So what’s your procedure?
I come into a yard and do a sweep of it using a zig-zag pattern. I have a large litter pan and either a rake or a shovel with me. I line the pan with an industrial-strength garbage bag and then tie it off and double bag it once it’s full. Some clients let me put the waste in their garbage cans; in other cases I take it to the dump.
How long does a job take?
About 20 minutes for most of my yards. Apartment complexes take me about three hours.
And what are you thinking about while you work?
I’m thinking about my daughter. I’m thinking about her future. Because things are so tight right now, and we’ve been through the ringer this past year. But yeah, I’m thinking about making a better life for us, and the satisfaction of knowing that I was able to make it happen.
Are you making a living at it?
Almost. It’s very hard, like any other new business. But I have this gut feeling that it will take off.

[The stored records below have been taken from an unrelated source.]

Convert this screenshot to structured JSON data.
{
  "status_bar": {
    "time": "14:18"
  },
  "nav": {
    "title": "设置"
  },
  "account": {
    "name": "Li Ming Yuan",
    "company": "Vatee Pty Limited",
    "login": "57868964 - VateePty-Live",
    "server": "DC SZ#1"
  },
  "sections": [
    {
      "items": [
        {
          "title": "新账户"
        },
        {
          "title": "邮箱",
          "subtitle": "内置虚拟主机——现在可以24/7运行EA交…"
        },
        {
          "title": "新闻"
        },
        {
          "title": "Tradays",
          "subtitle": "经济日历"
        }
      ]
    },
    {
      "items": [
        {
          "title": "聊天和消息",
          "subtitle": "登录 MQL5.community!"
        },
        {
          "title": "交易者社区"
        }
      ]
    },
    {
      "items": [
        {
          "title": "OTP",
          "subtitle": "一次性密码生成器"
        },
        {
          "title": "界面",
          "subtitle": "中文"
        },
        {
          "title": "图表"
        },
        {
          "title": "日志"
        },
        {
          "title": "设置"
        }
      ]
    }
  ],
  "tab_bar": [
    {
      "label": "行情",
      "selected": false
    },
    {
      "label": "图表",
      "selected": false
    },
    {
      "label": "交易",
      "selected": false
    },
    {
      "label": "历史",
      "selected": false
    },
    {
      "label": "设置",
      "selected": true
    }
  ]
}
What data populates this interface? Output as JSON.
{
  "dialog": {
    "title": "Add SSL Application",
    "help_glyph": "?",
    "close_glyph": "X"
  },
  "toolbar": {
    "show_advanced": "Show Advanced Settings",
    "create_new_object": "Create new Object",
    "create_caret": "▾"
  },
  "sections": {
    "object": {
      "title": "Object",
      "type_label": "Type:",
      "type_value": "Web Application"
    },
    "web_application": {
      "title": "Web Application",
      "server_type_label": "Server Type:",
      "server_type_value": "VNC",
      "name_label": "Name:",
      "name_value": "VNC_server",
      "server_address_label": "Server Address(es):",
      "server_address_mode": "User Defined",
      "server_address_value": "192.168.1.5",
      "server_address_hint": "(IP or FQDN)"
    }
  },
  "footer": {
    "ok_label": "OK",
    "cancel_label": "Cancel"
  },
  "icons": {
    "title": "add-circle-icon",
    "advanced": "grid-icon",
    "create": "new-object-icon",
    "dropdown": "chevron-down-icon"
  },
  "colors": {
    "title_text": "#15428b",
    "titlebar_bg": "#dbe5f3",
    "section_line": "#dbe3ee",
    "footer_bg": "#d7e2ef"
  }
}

Pardon the expression.
Sorry. You walked right into that one. And do you have a dog yourself?
Yes. Her name is Jada. She’s my sweetie; best dog I’ve ever had. When it’s cool outside she comes with me every day. I bought her off of a homeless guy who was looking for a little money to get a bottle. Being able to rescue a dog is a wonderful thing.
OK, we need some lurid details here. What’s the strangest thing you’ve ever seen in a dog turd?
Oh, here we go. I keep on telling people that I’m going to write a coffee-table book on the subject of what you find in dog shit. I’ve seen a full sock in there, and sandwich bags, and napkins, paper towels. And crayons—crayons make wonderful colors. I have one client whose dog makes just a flurry of colors every time he goes. It’s very pretty. My favorite, though, was the green plastic army guy who was embedded in there kind of like this [pantomimes a desperate struggle].
What’s the worst part of your job?
The snakes. That’s my one fear. I was out on the job with Alexandra one day and saw a snake and was just crazy with fear. And she was like, “C’mon, Mom.” Turns out it was just a harmless little garter snake.
Do you have a favorite among your clients’ dogs?
Of course not. [Winks.] I love them all.
Fischer’s company, Poo Patrol, has a Web site (www.pooscoopin.com); she can also be reached at 551-9027.